What most people don’t know is that someone who is going to reach out to you for his/her protection, either needs it or thinks he/she needs it. They want to hire a company and be done with it. Replacing you or searching for another provider is something they want to avoid, if at all possible. Those clients are looking for stability so if they seek to replace you, chances are your services are lacking something important or there is something wrong with the numbers you are charging. How many of you have started with a team that the number of agents has been reduced to even half after a couple of months? Overcharging can be quite damaging to your contract as it will clearly show you are taking advantage of said client.
Another issue that can make clients go searching elsewhere for services is how you manage their budget. We all know those operatives who will order the most expensive dish on the menu ”just because the client is paying”, or those operatives who will charge for services outside of the clients’ responsibility for their expenses while on duty. Yes, there has been that CPO who charged the client for that expensive spa treatment, or the massage, or the most expensive wine bottle for room service, or that one who demanded first-class airline tickets…and the list with the real-life cases goes on.

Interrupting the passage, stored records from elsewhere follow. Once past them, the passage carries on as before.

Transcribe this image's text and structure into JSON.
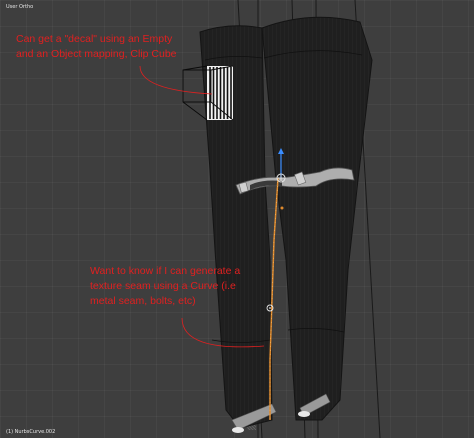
{
  "viewport": {
    "view_label": "User Ortho",
    "object_label": "(1) NurbsCurve.002"
  },
  "annotations": {
    "decal_note": [
      "Can get a \"decal\" using an Empty",
      "and an Object mapping, Clip Cube"
    ],
    "seam_note": [
      "Want to know if I can generate a",
      "texture seam using a Curve (i.e",
      "metal seam, bolts, etc)"
    ]
  },
  "colors": {
    "annotation": "#e02020",
    "curve": "#e08a2c",
    "background": "#3e3e3e",
    "mesh": "#1e1e1e"
  },
  "icons": [
    "empty-origin-icon",
    "transform-gizmo-icon",
    "curve-point-icon"
  ]
}
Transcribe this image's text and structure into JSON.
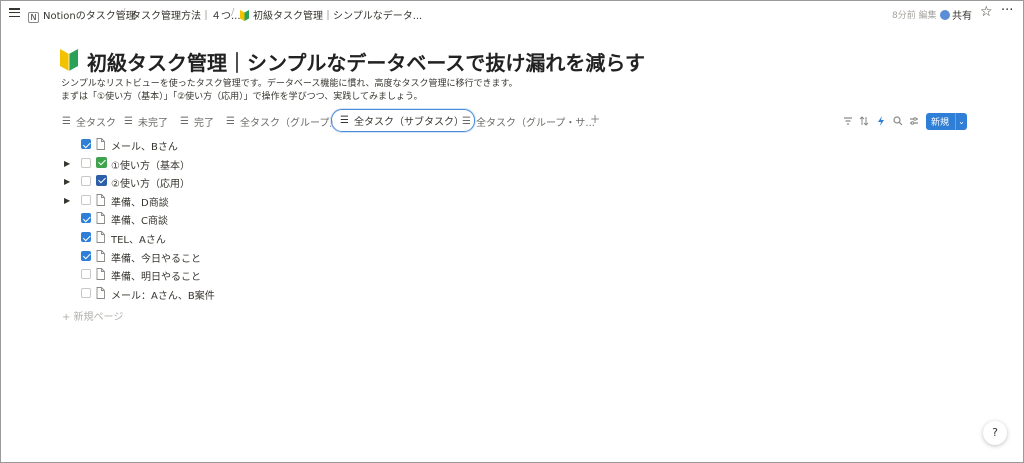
{
  "topbar": {
    "workspace_badge": "N",
    "crumb1": "Notionのタスク管理",
    "crumb2": "タスク管理方法｜４つ...",
    "crumb3": "初級タスク管理｜シンプルなデータ...",
    "edited": "8分前 編集",
    "share": "共有",
    "star_icon": "☆",
    "more_icon": "···"
  },
  "page": {
    "title": "初級タスク管理｜シンプルなデータベースで抜け漏れを減らす",
    "desc1": "シンプルなリストビューを使ったタスク管理です。データベース機能に慣れ、高度なタスク管理に移行できます。",
    "desc2": "まずは「①使い方（基本）」「②使い方（応用）」で操作を学びつつ、実践してみましょう。"
  },
  "tabs": [
    {
      "label": "全タスク"
    },
    {
      "label": "未完了"
    },
    {
      "label": "完了"
    },
    {
      "label": "全タスク（グループ）"
    },
    {
      "label": "全タスク（サブタスク）"
    },
    {
      "label": "全タスク（グループ・サ..."
    }
  ],
  "toolbar": {
    "add_view": "+",
    "new_label": "新規",
    "new_chevron": "⌄"
  },
  "rows": [
    {
      "title": "メール、Bさん",
      "checked": true,
      "icon": "doc",
      "toggle": false
    },
    {
      "title": "①使い方（基本）",
      "checked": false,
      "icon": "green-check",
      "toggle": true
    },
    {
      "title": "②使い方（応用）",
      "checked": false,
      "icon": "blue-check",
      "toggle": true
    },
    {
      "title": "準備、D商談",
      "checked": false,
      "icon": "doc",
      "toggle": true
    },
    {
      "title": "準備、C商談",
      "checked": true,
      "icon": "doc",
      "toggle": false
    },
    {
      "title": "TEL、Aさん",
      "checked": true,
      "icon": "doc",
      "toggle": false
    },
    {
      "title": "準備、今日やること",
      "checked": true,
      "icon": "doc",
      "toggle": false
    },
    {
      "title": "準備、明日やること",
      "checked": false,
      "icon": "doc",
      "toggle": false
    },
    {
      "title": "メール：Aさん、B案件",
      "checked": false,
      "icon": "doc",
      "toggle": false
    }
  ],
  "new_page_label": "+ 新規ページ",
  "help_label": "?",
  "colors": {
    "accent": "#2f7fd6",
    "text": "#37352f",
    "muted": "#6b6a66"
  }
}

Just because a client is taking care of your expenses during your rotation/duty hours, it doesn’t mean in any way that you should take advantage of or abuse his/her budget or money. And often as not, this expensive lifestyle you are witnessing is THEIRS, not yours. Remember your place and who you are to the client and to the detail. If the client offers something, be grateful but always keep in mind, that was a one-time thing, not a proposition to continue with some type of spending spree on the detail’s part.
These types of protection professionals and their corresponding behavior show the level of how unprofessional they are and how much they disrespect the fact that someone else is kind enough to provide for all their costs while they are in the client’s employ. A CPO who knows how to properly manage his/her client’s money will always go much further and always be considered and thought of as a real professional.
Denida Zinxhiria Grow
Founder & CEO